▸ **Task description**
With images excluded, write out each entry below exactly as given.

::: Task data

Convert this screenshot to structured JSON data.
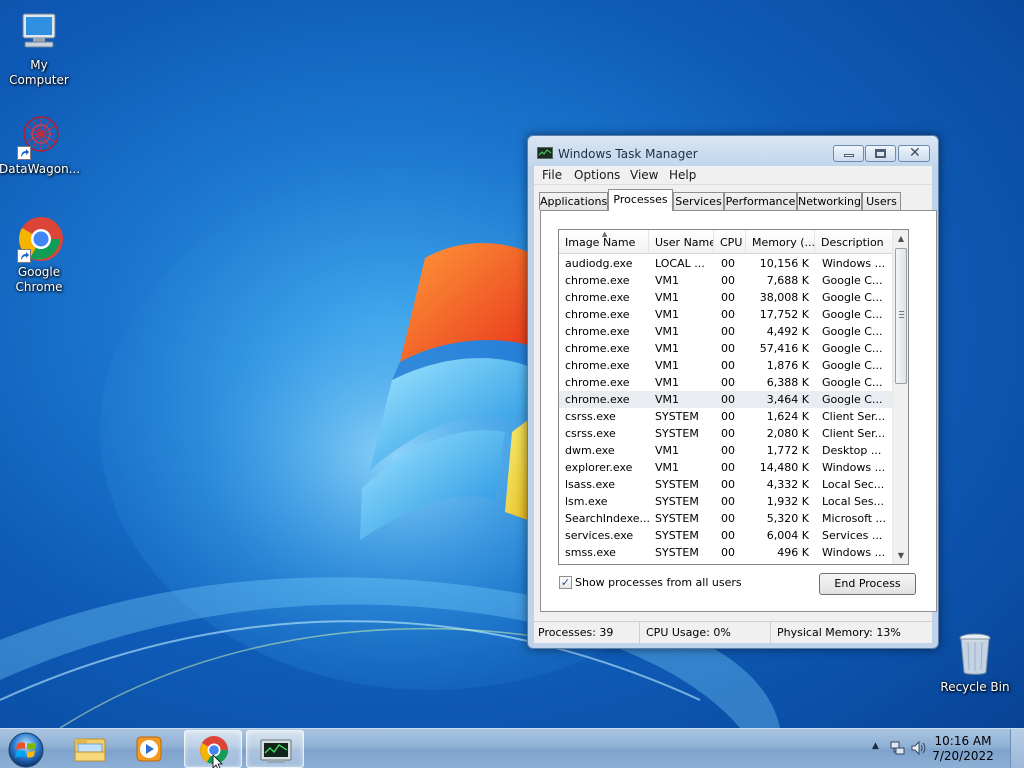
{
  "desktop": {
    "icons": [
      {
        "label": "My Computer"
      },
      {
        "label": "DataWagon..."
      },
      {
        "label": "Google Chrome"
      },
      {
        "label": "Recycle Bin"
      }
    ]
  },
  "window": {
    "title": "Windows Task Manager",
    "menu": [
      "File",
      "Options",
      "View",
      "Help"
    ],
    "tabs": [
      "Applications",
      "Processes",
      "Services",
      "Performance",
      "Networking",
      "Users"
    ],
    "selected_tab": "Processes",
    "columns": [
      "Image Name",
      "User Name",
      "CPU",
      "Memory (...",
      "Description"
    ],
    "rows": [
      {
        "image": "audiodg.exe",
        "user": "LOCAL ...",
        "cpu": "00",
        "mem": "10,156 K",
        "desc": "Windows ..."
      },
      {
        "image": "chrome.exe",
        "user": "VM1",
        "cpu": "00",
        "mem": "7,688 K",
        "desc": "Google C..."
      },
      {
        "image": "chrome.exe",
        "user": "VM1",
        "cpu": "00",
        "mem": "38,008 K",
        "desc": "Google C..."
      },
      {
        "image": "chrome.exe",
        "user": "VM1",
        "cpu": "00",
        "mem": "17,752 K",
        "desc": "Google C..."
      },
      {
        "image": "chrome.exe",
        "user": "VM1",
        "cpu": "00",
        "mem": "4,492 K",
        "desc": "Google C..."
      },
      {
        "image": "chrome.exe",
        "user": "VM1",
        "cpu": "00",
        "mem": "57,416 K",
        "desc": "Google C..."
      },
      {
        "image": "chrome.exe",
        "user": "VM1",
        "cpu": "00",
        "mem": "1,876 K",
        "desc": "Google C..."
      },
      {
        "image": "chrome.exe",
        "user": "VM1",
        "cpu": "00",
        "mem": "6,388 K",
        "desc": "Google C..."
      },
      {
        "image": "chrome.exe",
        "user": "VM1",
        "cpu": "00",
        "mem": "3,464 K",
        "desc": "Google C..."
      },
      {
        "image": "csrss.exe",
        "user": "SYSTEM",
        "cpu": "00",
        "mem": "1,624 K",
        "desc": "Client Ser..."
      },
      {
        "image": "csrss.exe",
        "user": "SYSTEM",
        "cpu": "00",
        "mem": "2,080 K",
        "desc": "Client Ser..."
      },
      {
        "image": "dwm.exe",
        "user": "VM1",
        "cpu": "00",
        "mem": "1,772 K",
        "desc": "Desktop ..."
      },
      {
        "image": "explorer.exe",
        "user": "VM1",
        "cpu": "00",
        "mem": "14,480 K",
        "desc": "Windows ..."
      },
      {
        "image": "lsass.exe",
        "user": "SYSTEM",
        "cpu": "00",
        "mem": "4,332 K",
        "desc": "Local Sec..."
      },
      {
        "image": "lsm.exe",
        "user": "SYSTEM",
        "cpu": "00",
        "mem": "1,932 K",
        "desc": "Local Ses..."
      },
      {
        "image": "SearchIndexe...",
        "user": "SYSTEM",
        "cpu": "00",
        "mem": "5,320 K",
        "desc": "Microsoft ..."
      },
      {
        "image": "services.exe",
        "user": "SYSTEM",
        "cpu": "00",
        "mem": "6,004 K",
        "desc": "Services ..."
      },
      {
        "image": "smss.exe",
        "user": "SYSTEM",
        "cpu": "00",
        "mem": "496 K",
        "desc": "Windows ..."
      }
    ],
    "highlighted_row": 8,
    "show_all_label": "Show processes from all users",
    "show_all_checked": true,
    "end_process_label": "End Process",
    "status": {
      "processes": "Processes: 39",
      "cpu": "CPU Usage: 0%",
      "memory": "Physical Memory: 13%"
    }
  },
  "taskbar": {
    "time": "10:16 AM",
    "date": "7/20/2022",
    "pinned": [
      "start-orb",
      "windows-explorer",
      "media-player",
      "google-chrome",
      "task-manager"
    ]
  },
  "colors": {
    "desktop_blue": "#0f5cb8",
    "taskbar": "#8fb0d4",
    "window_frame": "#bfd3ea"
  }
}
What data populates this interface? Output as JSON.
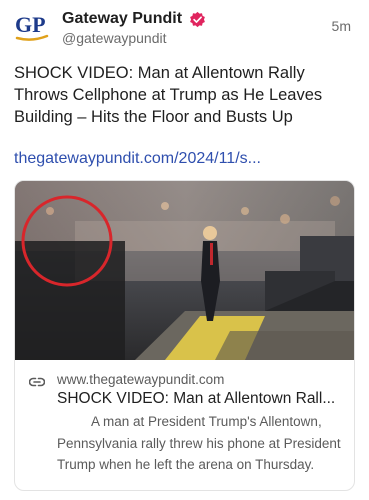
{
  "post": {
    "author_name": "Gateway Pundit",
    "author_handle": "@gatewaypundit",
    "avatar_text": "GP",
    "time": "5m",
    "text": "SHOCK VIDEO: Man at Allentown Rally Throws Cellphone at Trump as He Leaves Building – Hits the Floor and Busts Up",
    "link": "thegatewaypundit.com/2024/11/s..."
  },
  "card": {
    "domain": "www.thegatewaypundit.com",
    "title": "SHOCK VIDEO: Man at Allentown Rall...",
    "description": "A man at President Trump's Allentown, Pennsylvania rally threw his phone at President Trump when he left the arena on Thursday."
  },
  "colors": {
    "brand_blue": "#1d3a8a",
    "brand_gold": "#e0a11b",
    "verified": "#e0245e",
    "link": "#2f4fae"
  }
}
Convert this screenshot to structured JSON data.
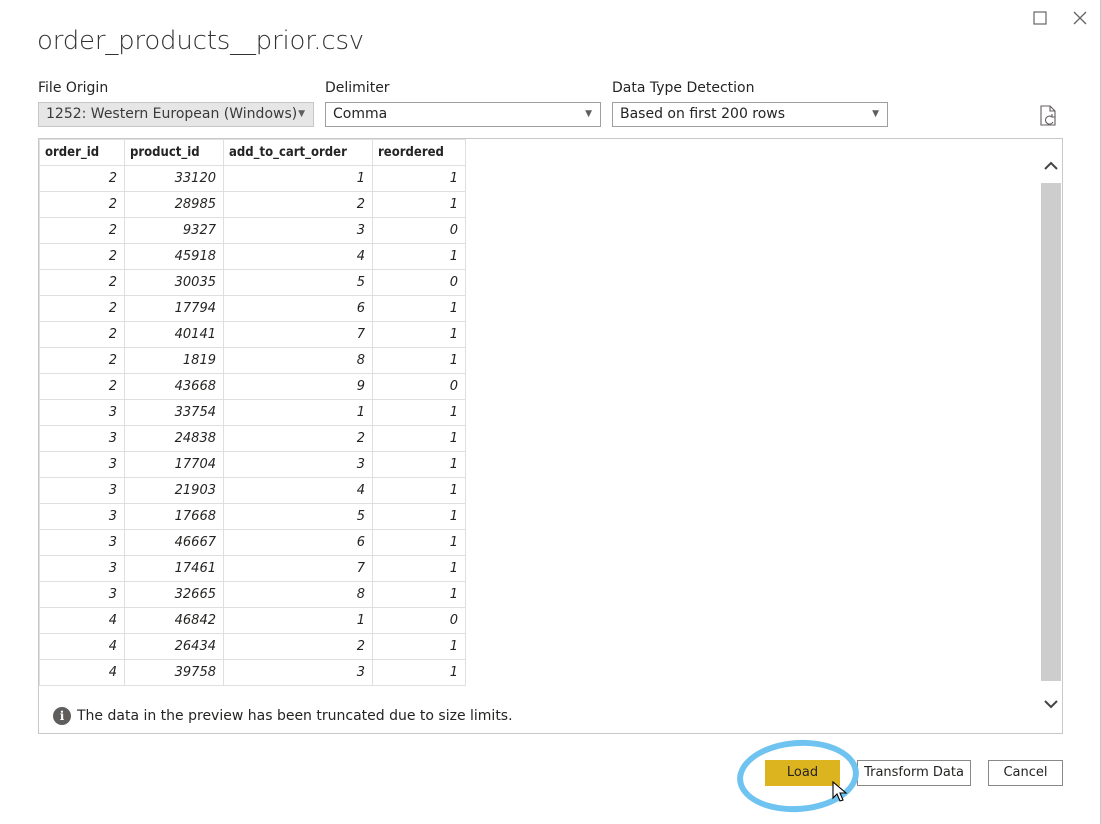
{
  "window": {
    "title": "order_products__prior.csv",
    "maximize_icon": "maximize-icon",
    "close_icon": "close-icon"
  },
  "fields": {
    "file_origin": {
      "label": "File Origin",
      "value": "1252: Western European (Windows)"
    },
    "delimiter": {
      "label": "Delimiter",
      "value": "Comma"
    },
    "type_detection": {
      "label": "Data Type Detection",
      "value": "Based on first 200 rows"
    }
  },
  "table": {
    "columns": [
      "order_id",
      "product_id",
      "add_to_cart_order",
      "reordered"
    ],
    "rows": [
      [
        "2",
        "33120",
        "1",
        "1"
      ],
      [
        "2",
        "28985",
        "2",
        "1"
      ],
      [
        "2",
        "9327",
        "3",
        "0"
      ],
      [
        "2",
        "45918",
        "4",
        "1"
      ],
      [
        "2",
        "30035",
        "5",
        "0"
      ],
      [
        "2",
        "17794",
        "6",
        "1"
      ],
      [
        "2",
        "40141",
        "7",
        "1"
      ],
      [
        "2",
        "1819",
        "8",
        "1"
      ],
      [
        "2",
        "43668",
        "9",
        "0"
      ],
      [
        "3",
        "33754",
        "1",
        "1"
      ],
      [
        "3",
        "24838",
        "2",
        "1"
      ],
      [
        "3",
        "17704",
        "3",
        "1"
      ],
      [
        "3",
        "21903",
        "4",
        "1"
      ],
      [
        "3",
        "17668",
        "5",
        "1"
      ],
      [
        "3",
        "46667",
        "6",
        "1"
      ],
      [
        "3",
        "17461",
        "7",
        "1"
      ],
      [
        "3",
        "32665",
        "8",
        "1"
      ],
      [
        "4",
        "46842",
        "1",
        "0"
      ],
      [
        "4",
        "26434",
        "2",
        "1"
      ],
      [
        "4",
        "39758",
        "3",
        "1"
      ]
    ]
  },
  "info": {
    "icon": "info-icon",
    "text": "The data in the preview has been truncated due to size limits."
  },
  "buttons": {
    "load": "Load",
    "transform": "Transform Data",
    "cancel": "Cancel"
  },
  "colors": {
    "load_button": "#dcb420",
    "highlight_circle": "#6ec3f0"
  }
}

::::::

▸ **Result of the exercise**
Convert this screenshot to structured JSON data.
{
  "desktop": {
    "icons": [
      {
        "label": "My Computer"
      },
      {
        "label": "DataWagon..."
      },
      {
        "label": "Google Chrome"
      },
      {
        "label": "Recycle Bin"
      }
    ]
  },
  "window": {
    "title": "Windows Task Manager",
    "menu": [
      "File",
      "Options",
      "View",
      "Help"
    ],
    "tabs": [
      "Applications",
      "Processes",
      "Services",
      "Performance",
      "Networking",
      "Users"
    ],
    "selected_tab": "Processes",
    "columns": [
      "Image Name",
      "User Name",
      "CPU",
      "Memory (...",
      "Description"
    ],
    "rows": [
      {
        "image": "audiodg.exe",
        "user": "LOCAL ...",
        "cpu": "00",
        "mem": "10,156 K",
        "desc": "Windows ..."
      },
      {
        "image": "chrome.exe",
        "user": "VM1",
        "cpu": "00",
        "mem": "7,688 K",
        "desc": "Google C..."
      },
      {
        "image": "chrome.exe",
        "user": "VM1",
        "cpu": "00",
        "mem": "38,008 K",
        "desc": "Google C..."
      },
      {
        "image": "chrome.exe",
        "user": "VM1",
        "cpu": "00",
        "mem": "17,752 K",
        "desc": "Google C..."
      },
      {
        "image": "chrome.exe",
        "user": "VM1",
        "cpu": "00",
        "mem": "4,492 K",
        "desc": "Google C..."
      },
      {
        "image": "chrome.exe",
        "user": "VM1",
        "cpu": "00",
        "mem": "57,416 K",
        "desc": "Google C..."
      },
      {
        "image": "chrome.exe",
        "user": "VM1",
        "cpu": "00",
        "mem": "1,876 K",
        "desc": "Google C..."
      },
      {
        "image": "chrome.exe",
        "user": "VM1",
        "cpu": "00",
        "mem": "6,388 K",
        "desc": "Google C..."
      },
      {
        "image": "chrome.exe",
        "user": "VM1",
        "cpu": "00",
        "mem": "3,464 K",
        "desc": "Google C..."
      },
      {
        "image": "csrss.exe",
        "user": "SYSTEM",
        "cpu": "00",
        "mem": "1,624 K",
        "desc": "Client Ser..."
      },
      {
        "image": "csrss.exe",
        "user": "SYSTEM",
        "cpu": "00",
        "mem": "2,080 K",
        "desc": "Client Ser..."
      },
      {
        "image": "dwm.exe",
        "user": "VM1",
        "cpu": "00",
        "mem": "1,772 K",
        "desc": "Desktop ..."
      },
      {
        "image": "explorer.exe",
        "user": "VM1",
        "cpu": "00",
        "mem": "14,480 K",
        "desc": "Windows ..."
      },
      {
        "image": "lsass.exe",
        "user": "SYSTEM",
        "cpu": "00",
        "mem": "4,332 K",
        "desc": "Local Sec..."
      },
      {
        "image": "lsm.exe",
        "user": "SYSTEM",
        "cpu": "00",
        "mem": "1,932 K",
        "desc": "Local Ses..."
      },
      {
        "image": "SearchIndexe...",
        "user": "SYSTEM",
        "cpu": "00",
        "mem": "5,320 K",
        "desc": "Microsoft ..."
      },
      {
        "image": "services.exe",
        "user": "SYSTEM",
        "cpu": "00",
        "mem": "6,004 K",
        "desc": "Services ..."
      },
      {
        "image": "smss.exe",
        "user": "SYSTEM",
        "cpu": "00",
        "mem": "496 K",
        "desc": "Windows ..."
      }
    ],
    "highlighted_row": 8,
    "show_all_label": "Show processes from all users",
    "show_all_checked": true,
    "end_process_label": "End Process",
    "status": {
      "processes": "Processes: 39",
      "cpu": "CPU Usage: 0%",
      "memory": "Physical Memory: 13%"
    }
  },
  "taskbar": {
    "time": "10:16 AM",
    "date": "7/20/2022",
    "pinned": [
      "start-orb",
      "windows-explorer",
      "media-player",
      "google-chrome",
      "task-manager"
    ]
  },
  "colors": {
    "desktop_blue": "#0f5cb8",
    "taskbar": "#8fb0d4",
    "window_frame": "#bfd3ea"
  }
}
What data populates this interface? Output as JSON.
{
  "post": {
    "author_name": "Gateway Pundit",
    "author_handle": "@gatewaypundit",
    "avatar_text": "GP",
    "time": "5m",
    "text": "SHOCK VIDEO: Man at Allentown Rally Throws Cellphone at Trump as He Leaves Building – Hits the Floor and Busts Up",
    "link": "thegatewaypundit.com/2024/11/s..."
  },
  "card": {
    "domain": "www.thegatewaypundit.com",
    "title": "SHOCK VIDEO: Man at Allentown Rall...",
    "description": "A man at President Trump's Allentown, Pennsylvania rally threw his phone at President Trump when he left the arena on Thursday."
  },
  "colors": {
    "brand_blue": "#1d3a8a",
    "brand_gold": "#e0a11b",
    "verified": "#e0245e",
    "link": "#2f4fae"
  }
}
Convert this screenshot to structured JSON data.
{
  "window": {
    "title": "order_products__prior.csv",
    "maximize_icon": "maximize-icon",
    "close_icon": "close-icon"
  },
  "fields": {
    "file_origin": {
      "label": "File Origin",
      "value": "1252: Western European (Windows)"
    },
    "delimiter": {
      "label": "Delimiter",
      "value": "Comma"
    },
    "type_detection": {
      "label": "Data Type Detection",
      "value": "Based on first 200 rows"
    }
  },
  "table": {
    "columns": [
      "order_id",
      "product_id",
      "add_to_cart_order",
      "reordered"
    ],
    "rows": [
      [
        "2",
        "33120",
        "1",
        "1"
      ],
      [
        "2",
        "28985",
        "2",
        "1"
      ],
      [
        "2",
        "9327",
        "3",
        "0"
      ],
      [
        "2",
        "45918",
        "4",
        "1"
      ],
      [
        "2",
        "30035",
        "5",
        "0"
      ],
      [
        "2",
        "17794",
        "6",
        "1"
      ],
      [
        "2",
        "40141",
        "7",
        "1"
      ],
      [
        "2",
        "1819",
        "8",
        "1"
      ],
      [
        "2",
        "43668",
        "9",
        "0"
      ],
      [
        "3",
        "33754",
        "1",
        "1"
      ],
      [
        "3",
        "24838",
        "2",
        "1"
      ],
      [
        "3",
        "17704",
        "3",
        "1"
      ],
      [
        "3",
        "21903",
        "4",
        "1"
      ],
      [
        "3",
        "17668",
        "5",
        "1"
      ],
      [
        "3",
        "46667",
        "6",
        "1"
      ],
      [
        "3",
        "17461",
        "7",
        "1"
      ],
      [
        "3",
        "32665",
        "8",
        "1"
      ],
      [
        "4",
        "46842",
        "1",
        "0"
      ],
      [
        "4",
        "26434",
        "2",
        "1"
      ],
      [
        "4",
        "39758",
        "3",
        "1"
      ]
    ]
  },
  "info": {
    "icon": "info-icon",
    "text": "The data in the preview has been truncated due to size limits."
  },
  "buttons": {
    "load": "Load",
    "transform": "Transform Data",
    "cancel": "Cancel"
  },
  "colors": {
    "load_button": "#dcb420",
    "highlight_circle": "#6ec3f0"
  }
}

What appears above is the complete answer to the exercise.